Seeing the cosmic form of God changed the nature of Arjun’s relationship with Shree Krishna. Earlier, he had looked upon him as an intimate friend and interacted in a manner befitting a close associate. He was aware in the back of his head that Shree Krishna was God, but the love overflowing in his heart would make him forget the almighty aspect of Shree Krishna’s personality. All he would remember was that he loved his friend Shree Krishna more than anything in the world.

That is the nature of love. It absorbs the mind so deeply that the devotee forgets the formal position of his Beloved Lord. And if formality is retained, then love is unable to manifest in its fullness. For example, a wife loves her husband deeply. Though he may be the governor of the state, the wife only looks upon him as her husband, and that is how she is able to interact intimately with him. If she keeps this knowledge in her head that her husband is the governor, then each time he comes by, she will be inclined to stand on her feet and pay a more ceremonial respect for him. So, the knowledge of the official position of the beloved gets immersed in the loving sentiments. The same phenomenon takes place in devotion to God.

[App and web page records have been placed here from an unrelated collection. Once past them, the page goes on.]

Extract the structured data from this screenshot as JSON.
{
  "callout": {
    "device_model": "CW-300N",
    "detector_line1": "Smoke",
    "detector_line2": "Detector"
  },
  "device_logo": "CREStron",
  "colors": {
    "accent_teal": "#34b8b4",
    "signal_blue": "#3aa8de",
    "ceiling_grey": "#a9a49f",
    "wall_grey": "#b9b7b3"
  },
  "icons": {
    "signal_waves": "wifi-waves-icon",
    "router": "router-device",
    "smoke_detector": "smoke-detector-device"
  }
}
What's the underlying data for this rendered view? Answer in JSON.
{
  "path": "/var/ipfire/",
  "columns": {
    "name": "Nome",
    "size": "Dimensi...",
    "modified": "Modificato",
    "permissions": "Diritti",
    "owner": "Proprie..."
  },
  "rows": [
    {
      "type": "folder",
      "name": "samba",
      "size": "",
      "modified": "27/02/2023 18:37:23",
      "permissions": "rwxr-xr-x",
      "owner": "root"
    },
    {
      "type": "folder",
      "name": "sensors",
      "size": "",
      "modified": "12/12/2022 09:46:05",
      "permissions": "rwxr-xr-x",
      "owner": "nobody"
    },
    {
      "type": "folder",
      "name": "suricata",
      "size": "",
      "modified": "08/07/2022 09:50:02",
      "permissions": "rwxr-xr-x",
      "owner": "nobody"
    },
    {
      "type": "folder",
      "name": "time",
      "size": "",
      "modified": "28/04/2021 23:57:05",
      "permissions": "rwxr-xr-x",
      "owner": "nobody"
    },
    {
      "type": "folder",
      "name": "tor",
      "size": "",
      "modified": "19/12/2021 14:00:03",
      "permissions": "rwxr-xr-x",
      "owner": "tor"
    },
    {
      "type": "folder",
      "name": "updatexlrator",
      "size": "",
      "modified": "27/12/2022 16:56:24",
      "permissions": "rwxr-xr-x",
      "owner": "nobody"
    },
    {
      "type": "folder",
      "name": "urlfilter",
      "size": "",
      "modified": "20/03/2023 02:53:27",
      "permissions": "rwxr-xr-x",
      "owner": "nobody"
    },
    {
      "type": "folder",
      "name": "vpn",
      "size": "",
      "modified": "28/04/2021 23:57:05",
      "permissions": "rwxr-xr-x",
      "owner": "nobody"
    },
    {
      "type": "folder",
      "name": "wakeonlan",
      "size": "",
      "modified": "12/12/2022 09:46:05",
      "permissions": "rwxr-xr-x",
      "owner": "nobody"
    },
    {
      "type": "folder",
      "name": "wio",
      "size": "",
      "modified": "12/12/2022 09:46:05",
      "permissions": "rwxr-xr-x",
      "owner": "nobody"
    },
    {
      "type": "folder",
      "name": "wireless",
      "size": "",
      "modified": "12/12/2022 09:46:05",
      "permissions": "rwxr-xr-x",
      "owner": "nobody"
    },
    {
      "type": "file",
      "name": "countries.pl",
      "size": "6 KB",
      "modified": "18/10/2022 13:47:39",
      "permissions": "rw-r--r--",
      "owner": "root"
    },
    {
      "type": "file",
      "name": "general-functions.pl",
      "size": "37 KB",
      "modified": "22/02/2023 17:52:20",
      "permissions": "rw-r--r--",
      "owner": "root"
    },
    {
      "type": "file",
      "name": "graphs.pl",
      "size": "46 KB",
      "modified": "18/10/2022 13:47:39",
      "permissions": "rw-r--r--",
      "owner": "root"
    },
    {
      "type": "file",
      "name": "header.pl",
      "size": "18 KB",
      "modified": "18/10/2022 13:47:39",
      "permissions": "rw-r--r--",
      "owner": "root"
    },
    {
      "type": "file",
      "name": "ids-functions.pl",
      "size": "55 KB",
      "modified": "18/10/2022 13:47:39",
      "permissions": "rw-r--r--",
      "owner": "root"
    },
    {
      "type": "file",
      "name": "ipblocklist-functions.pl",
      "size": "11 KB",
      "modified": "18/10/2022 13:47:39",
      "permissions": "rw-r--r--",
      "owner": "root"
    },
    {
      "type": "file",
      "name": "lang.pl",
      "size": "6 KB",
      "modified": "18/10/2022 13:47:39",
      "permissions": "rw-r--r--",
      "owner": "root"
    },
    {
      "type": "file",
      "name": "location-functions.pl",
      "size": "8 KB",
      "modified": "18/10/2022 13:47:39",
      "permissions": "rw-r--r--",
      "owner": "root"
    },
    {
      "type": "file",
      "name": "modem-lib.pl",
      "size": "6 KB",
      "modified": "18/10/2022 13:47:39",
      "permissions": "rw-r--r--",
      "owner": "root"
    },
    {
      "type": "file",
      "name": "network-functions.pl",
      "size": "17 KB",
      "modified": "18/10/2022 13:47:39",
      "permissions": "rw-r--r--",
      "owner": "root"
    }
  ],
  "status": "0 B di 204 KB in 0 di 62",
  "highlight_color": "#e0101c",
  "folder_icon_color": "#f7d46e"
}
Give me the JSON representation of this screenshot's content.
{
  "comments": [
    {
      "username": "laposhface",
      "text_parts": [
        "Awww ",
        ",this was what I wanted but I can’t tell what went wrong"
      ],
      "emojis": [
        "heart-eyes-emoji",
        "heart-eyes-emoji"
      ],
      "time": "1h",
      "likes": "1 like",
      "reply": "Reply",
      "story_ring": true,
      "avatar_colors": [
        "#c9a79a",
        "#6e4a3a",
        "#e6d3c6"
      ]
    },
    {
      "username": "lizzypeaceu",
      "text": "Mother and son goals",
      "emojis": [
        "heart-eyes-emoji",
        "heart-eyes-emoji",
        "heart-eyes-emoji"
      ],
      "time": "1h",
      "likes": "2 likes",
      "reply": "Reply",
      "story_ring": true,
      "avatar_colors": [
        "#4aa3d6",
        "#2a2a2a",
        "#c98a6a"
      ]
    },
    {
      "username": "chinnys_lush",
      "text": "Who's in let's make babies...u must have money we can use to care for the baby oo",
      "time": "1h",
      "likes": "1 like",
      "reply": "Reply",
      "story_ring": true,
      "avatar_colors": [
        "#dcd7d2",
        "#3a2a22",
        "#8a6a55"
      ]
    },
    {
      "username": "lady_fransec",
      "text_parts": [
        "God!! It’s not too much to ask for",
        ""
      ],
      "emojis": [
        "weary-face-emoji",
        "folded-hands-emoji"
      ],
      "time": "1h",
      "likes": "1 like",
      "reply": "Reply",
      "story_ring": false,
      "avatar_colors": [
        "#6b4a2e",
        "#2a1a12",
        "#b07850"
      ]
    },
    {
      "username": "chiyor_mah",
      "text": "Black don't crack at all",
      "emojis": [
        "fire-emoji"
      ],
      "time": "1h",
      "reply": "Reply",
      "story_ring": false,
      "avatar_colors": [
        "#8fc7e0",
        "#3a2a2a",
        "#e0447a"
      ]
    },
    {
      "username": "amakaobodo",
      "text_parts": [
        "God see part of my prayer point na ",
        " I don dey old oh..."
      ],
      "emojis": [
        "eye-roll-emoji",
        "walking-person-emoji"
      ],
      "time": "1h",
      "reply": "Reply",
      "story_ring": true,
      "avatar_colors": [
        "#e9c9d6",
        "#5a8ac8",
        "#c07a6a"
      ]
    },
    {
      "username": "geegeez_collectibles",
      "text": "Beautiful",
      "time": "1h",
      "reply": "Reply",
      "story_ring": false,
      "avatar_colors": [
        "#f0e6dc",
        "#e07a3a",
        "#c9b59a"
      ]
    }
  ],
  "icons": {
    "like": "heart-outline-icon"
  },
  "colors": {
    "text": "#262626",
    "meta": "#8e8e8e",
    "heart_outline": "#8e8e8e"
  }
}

The cowherds of Braj merely viewed Shree Krishna as their bosom buddy. Jagadguru Shree Kripaluji Maharaj describes their pastimes with Shree Krishna very sweetly:

dekho dekho rī, gwāla bālana yārī

rijhavata khela jitāya sakhana ko, ghoṛā bani bani banawārī

(Prem Ras Madirā, Rasiyā Mādhuri, Pada 7)[v7]

“Look at the sweetness of the loving interactions between Shree Krishna and his cowherd friends! They play games together, and when Shree Krishna loses the game, he becomes a horse by sitting on all fours and his friend rides on his back.” If the cowherd friends remembered that Shree Krishna was God, they would never have the gumption to do such a thing. And the Lord too relishes the intimacy of such interactions with his devotees in which they relate with him as a dear friend.

Shree Krishna enacted the famous Goverdhan leela pastime upon the earth, in which he lifted the Goverdhan Hill on the little finger of his left hand, to protect the residents of the land of Braj from the rain caused by Indra, the king of heaven and the celestial god of rain. However, Krishna’s little cowherd associates were not impressed. In their eyes, Krishna was merely a loveable friend, and so they did not believe he could lift the hill. Jagadguru Shree Kripaluji Maharaj states in continuation to the verse above:

nakha dhāryo goverdhana-giri jaba, sakhana kahyo hama giridhārī

(Prem Ras Madirā, Rasiyā Mādhurī, Pada 7)[v8]

“When Shree Krishna lifted the Goverdhan Hill, his cowherd friends applied their sticks to the bottom of the hill, thinking that they were the actual lifters of the hill.” At the end, Indra accepted defeat and came seated on his white elephant. He apologized for having sent the torrential rain, without realizing Shree Krishna’s supreme position.

Now, when the cowherd boys saw Indra, the King of heaven, coming and offering obeisance to their friend Krishna, they realized that Krishna is God. So, they began looking at him fearfully from a distance. Seeing their devotional sentiment change from friendship to awe and reverence, Shree Krishna lamented, “That loving exchange we were enjoying has vanished. They are now thinking I am God.” So by his Yogmaya power, he made them forget the significance of what they had seen, and they again felt that Shree Krishna was nothing more than their friend.

Arjun was also a devotee of Shree Krishna in sakhya bhāv. He was used to relating to Shree Krishna as his friend. That is why he had agreed to having Shree Krishna as his chariot driver. If his devotion had been motivated by the fact that Shree Krishna was the Supreme Lord of all creation, Arjun would never have allowed him to do such a demeaning service. But now, seeing his infinite splendor and inconceivable opulences, his fraternal sentiment toward Shree Krishna was replaced by fear.